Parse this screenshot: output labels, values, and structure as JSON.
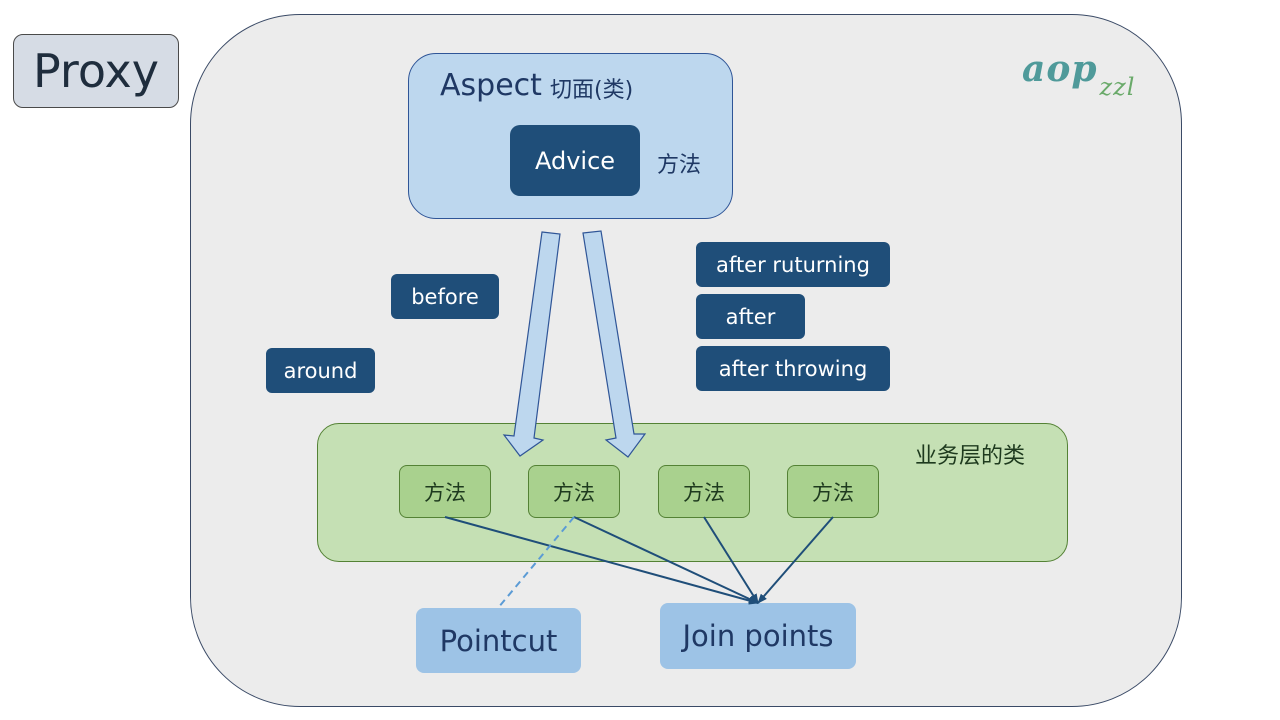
{
  "proxy": {
    "label": "Proxy"
  },
  "watermark": {
    "main": "aop",
    "sub": "zzl"
  },
  "aspect": {
    "title": "Aspect",
    "subtitle": "切面(类)",
    "advice_label": "Advice",
    "advice_method": "方法"
  },
  "advice_types": {
    "before": "before",
    "around": "around",
    "after_returning": "after ruturning",
    "after": "after",
    "after_throwing": "after throwing"
  },
  "business": {
    "label": "业务层的类",
    "methods": [
      "方法",
      "方法",
      "方法",
      "方法"
    ]
  },
  "pointcut": {
    "label": "Pointcut"
  },
  "join_points": {
    "label": "Join points"
  },
  "colors": {
    "dark_blue": "#1f4e79",
    "light_blue": "#bdd7ee",
    "green": "#c5e0b4",
    "method_green": "#a9d18e",
    "connector": "#1f4e79",
    "dashed_connector": "#5b9bd5"
  }
}
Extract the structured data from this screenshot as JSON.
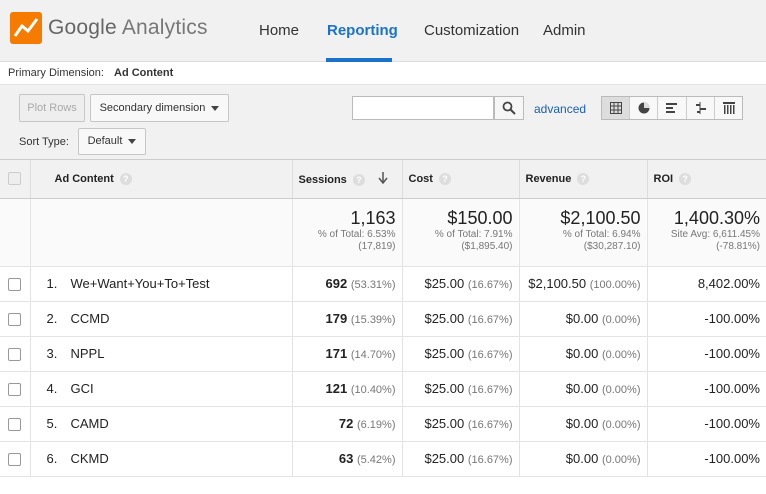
{
  "app": {
    "brand_google": "Google",
    "brand_product": "Analytics",
    "nav": [
      "Home",
      "Reporting",
      "Customization",
      "Admin"
    ]
  },
  "dimension": {
    "label": "Primary Dimension:",
    "value": "Ad Content"
  },
  "controls": {
    "plot_rows": "Plot Rows",
    "secondary_dimension": "Secondary dimension",
    "search_value": "",
    "advanced": "advanced",
    "sort_label": "Sort Type:",
    "sort_value": "Default"
  },
  "table": {
    "headers": [
      "Ad Content",
      "Sessions",
      "Cost",
      "Revenue",
      "ROI"
    ],
    "totals": {
      "sessions": {
        "value": "1,163",
        "line1": "% of Total: 6.53%",
        "line2": "(17,819)"
      },
      "cost": {
        "value": "$150.00",
        "line1": "% of Total: 7.91%",
        "line2": "($1,895.40)"
      },
      "revenue": {
        "value": "$2,100.50",
        "line1": "% of Total: 6.94%",
        "line2": "($30,287.10)"
      },
      "roi": {
        "value": "1,400.30%",
        "line1": "Site Avg: 6,611.45%",
        "line2": "(-78.81%)"
      }
    },
    "rows": [
      {
        "idx": "1.",
        "name": "We+Want+You+To+Test",
        "sessions": "692",
        "sessions_pct": "(53.31%)",
        "cost": "$25.00",
        "cost_pct": "(16.67%)",
        "revenue": "$2,100.50",
        "revenue_pct": "(100.00%)",
        "roi": "8,402.00%"
      },
      {
        "idx": "2.",
        "name": "CCMD",
        "sessions": "179",
        "sessions_pct": "(15.39%)",
        "cost": "$25.00",
        "cost_pct": "(16.67%)",
        "revenue": "$0.00",
        "revenue_pct": "(0.00%)",
        "roi": "-100.00%"
      },
      {
        "idx": "3.",
        "name": "NPPL",
        "sessions": "171",
        "sessions_pct": "(14.70%)",
        "cost": "$25.00",
        "cost_pct": "(16.67%)",
        "revenue": "$0.00",
        "revenue_pct": "(0.00%)",
        "roi": "-100.00%"
      },
      {
        "idx": "4.",
        "name": "GCI",
        "sessions": "121",
        "sessions_pct": "(10.40%)",
        "cost": "$25.00",
        "cost_pct": "(16.67%)",
        "revenue": "$0.00",
        "revenue_pct": "(0.00%)",
        "roi": "-100.00%"
      },
      {
        "idx": "5.",
        "name": "CAMD",
        "sessions": "72",
        "sessions_pct": "(6.19%)",
        "cost": "$25.00",
        "cost_pct": "(16.67%)",
        "revenue": "$0.00",
        "revenue_pct": "(0.00%)",
        "roi": "-100.00%"
      },
      {
        "idx": "6.",
        "name": "CKMD",
        "sessions": "63",
        "sessions_pct": "(5.42%)",
        "cost": "$25.00",
        "cost_pct": "(16.67%)",
        "revenue": "$0.00",
        "revenue_pct": "(0.00%)",
        "roi": "-100.00%"
      }
    ]
  },
  "colors": {
    "accent": "#1a73c8",
    "logo_orange": "#f57c00"
  },
  "icons": [
    "analytics-logo-icon",
    "search-icon",
    "sort-desc-icon",
    "help-icon",
    "table-view-icon",
    "pie-view-icon",
    "bar-view-icon",
    "comparison-view-icon",
    "pivot-view-icon"
  ]
}
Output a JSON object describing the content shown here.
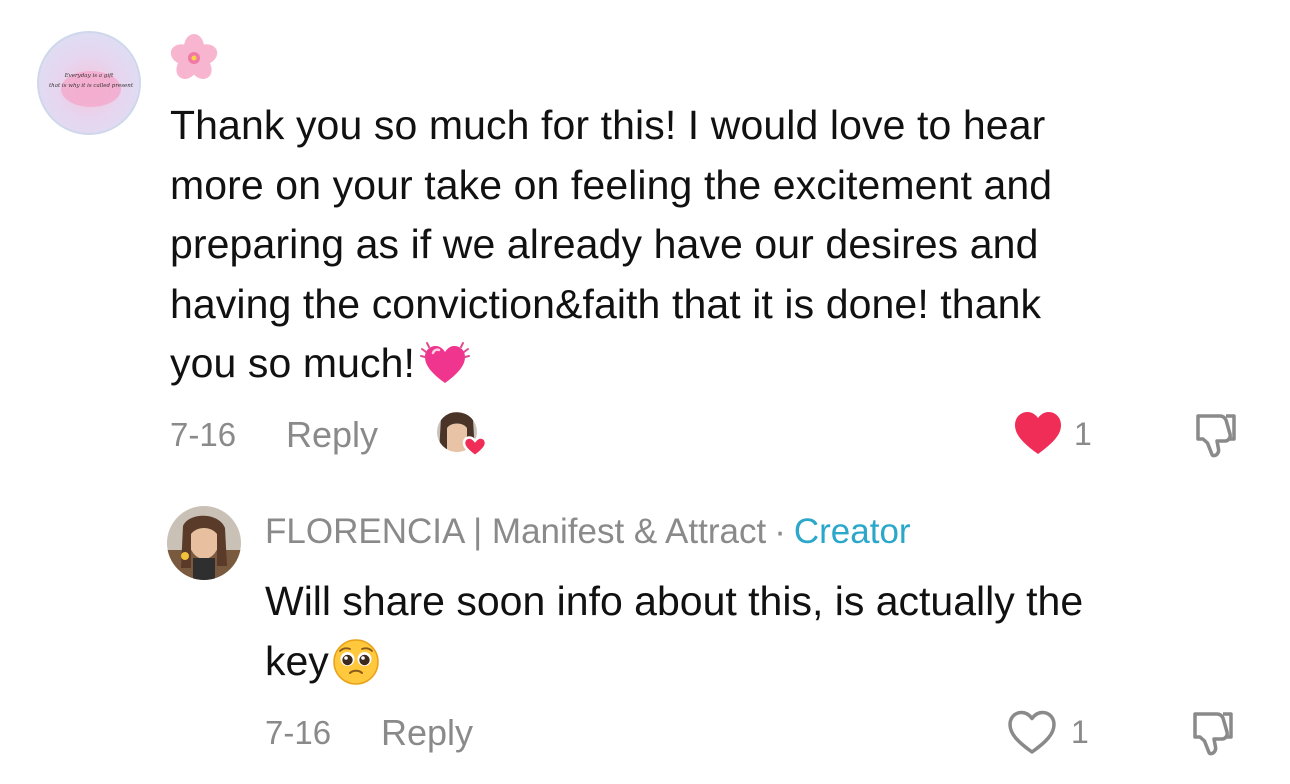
{
  "comment": {
    "avatar_text": "Everyday is a gift that is why it is called present",
    "flower_icon": "cherry-blossom-emoji",
    "lines": [
      "Thank you so much for this! I would love to hear",
      "more on your take on feeling the excitement and",
      "preparing as if we already have our desires and",
      "having the conviction&faith that it is done! thank",
      "you so much!"
    ],
    "trailing_emoji": "growing-heart-emoji",
    "date": "7-16",
    "reply_label": "Reply",
    "liked_by_creator_icon": "creator-liked-avatar",
    "like_count": "1",
    "liked": true,
    "like_color": "#ef2d56"
  },
  "reply": {
    "author": "FLORENCIA | Manifest & Attract",
    "separator": "·",
    "badge": "Creator",
    "badge_color": "#2aa7c9",
    "lines": [
      "Will share soon info about this, is actually the",
      "key"
    ],
    "trailing_emoji": "pleading-face-emoji",
    "date": "7-16",
    "reply_label": "Reply",
    "like_count": "1",
    "liked": false
  }
}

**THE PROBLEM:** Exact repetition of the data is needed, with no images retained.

**SOLUTION FOR THIS EXERCISE:**
Parse this screenshot: output labels, values, and structure as JSON.
{
  "proxy": {
    "label": "Proxy"
  },
  "watermark": {
    "main": "aop",
    "sub": "zzl"
  },
  "aspect": {
    "title": "Aspect",
    "subtitle": "切面(类)",
    "advice_label": "Advice",
    "advice_method": "方法"
  },
  "advice_types": {
    "before": "before",
    "around": "around",
    "after_returning": "after ruturning",
    "after": "after",
    "after_throwing": "after throwing"
  },
  "business": {
    "label": "业务层的类",
    "methods": [
      "方法",
      "方法",
      "方法",
      "方法"
    ]
  },
  "pointcut": {
    "label": "Pointcut"
  },
  "join_points": {
    "label": "Join points"
  },
  "colors": {
    "dark_blue": "#1f4e79",
    "light_blue": "#bdd7ee",
    "green": "#c5e0b4",
    "method_green": "#a9d18e",
    "connector": "#1f4e79",
    "dashed_connector": "#5b9bd5"
  }
}
Extract the structured data from this screenshot as JSON.
{
  "app": {
    "brand_google": "Google",
    "brand_product": "Analytics",
    "nav": [
      "Home",
      "Reporting",
      "Customization",
      "Admin"
    ]
  },
  "dimension": {
    "label": "Primary Dimension:",
    "value": "Ad Content"
  },
  "controls": {
    "plot_rows": "Plot Rows",
    "secondary_dimension": "Secondary dimension",
    "search_value": "",
    "advanced": "advanced",
    "sort_label": "Sort Type:",
    "sort_value": "Default"
  },
  "table": {
    "headers": [
      "Ad Content",
      "Sessions",
      "Cost",
      "Revenue",
      "ROI"
    ],
    "totals": {
      "sessions": {
        "value": "1,163",
        "line1": "% of Total: 6.53%",
        "line2": "(17,819)"
      },
      "cost": {
        "value": "$150.00",
        "line1": "% of Total: 7.91%",
        "line2": "($1,895.40)"
      },
      "revenue": {
        "value": "$2,100.50",
        "line1": "% of Total: 6.94%",
        "line2": "($30,287.10)"
      },
      "roi": {
        "value": "1,400.30%",
        "line1": "Site Avg: 6,611.45%",
        "line2": "(-78.81%)"
      }
    },
    "rows": [
      {
        "idx": "1.",
        "name": "We+Want+You+To+Test",
        "sessions": "692",
        "sessions_pct": "(53.31%)",
        "cost": "$25.00",
        "cost_pct": "(16.67%)",
        "revenue": "$2,100.50",
        "revenue_pct": "(100.00%)",
        "roi": "8,402.00%"
      },
      {
        "idx": "2.",
        "name": "CCMD",
        "sessions": "179",
        "sessions_pct": "(15.39%)",
        "cost": "$25.00",
        "cost_pct": "(16.67%)",
        "revenue": "$0.00",
        "revenue_pct": "(0.00%)",
        "roi": "-100.00%"
      },
      {
        "idx": "3.",
        "name": "NPPL",
        "sessions": "171",
        "sessions_pct": "(14.70%)",
        "cost": "$25.00",
        "cost_pct": "(16.67%)",
        "revenue": "$0.00",
        "revenue_pct": "(0.00%)",
        "roi": "-100.00%"
      },
      {
        "idx": "4.",
        "name": "GCI",
        "sessions": "121",
        "sessions_pct": "(10.40%)",
        "cost": "$25.00",
        "cost_pct": "(16.67%)",
        "revenue": "$0.00",
        "revenue_pct": "(0.00%)",
        "roi": "-100.00%"
      },
      {
        "idx": "5.",
        "name": "CAMD",
        "sessions": "72",
        "sessions_pct": "(6.19%)",
        "cost": "$25.00",
        "cost_pct": "(16.67%)",
        "revenue": "$0.00",
        "revenue_pct": "(0.00%)",
        "roi": "-100.00%"
      },
      {
        "idx": "6.",
        "name": "CKMD",
        "sessions": "63",
        "sessions_pct": "(5.42%)",
        "cost": "$25.00",
        "cost_pct": "(16.67%)",
        "revenue": "$0.00",
        "revenue_pct": "(0.00%)",
        "roi": "-100.00%"
      }
    ]
  },
  "colors": {
    "accent": "#1a73c8",
    "logo_orange": "#f57c00"
  },
  "icons": [
    "analytics-logo-icon",
    "search-icon",
    "sort-desc-icon",
    "help-icon",
    "table-view-icon",
    "pie-view-icon",
    "bar-view-icon",
    "comparison-view-icon",
    "pivot-view-icon"
  ]
}
Output a JSON object describing the content shown here.
{
  "comment": {
    "avatar_text": "Everyday is a gift that is why it is called present",
    "flower_icon": "cherry-blossom-emoji",
    "lines": [
      "Thank you so much for this! I would love to hear",
      "more on your take on feeling the excitement and",
      "preparing as if we already have our desires and",
      "having the conviction&faith that it is done! thank",
      "you so much!"
    ],
    "trailing_emoji": "growing-heart-emoji",
    "date": "7-16",
    "reply_label": "Reply",
    "liked_by_creator_icon": "creator-liked-avatar",
    "like_count": "1",
    "liked": true,
    "like_color": "#ef2d56"
  },
  "reply": {
    "author": "FLORENCIA | Manifest & Attract",
    "separator": "·",
    "badge": "Creator",
    "badge_color": "#2aa7c9",
    "lines": [
      "Will share soon info about this, is actually the",
      "key"
    ],
    "trailing_emoji": "pleading-face-emoji",
    "date": "7-16",
    "reply_label": "Reply",
    "like_count": "1",
    "liked": false
  }
}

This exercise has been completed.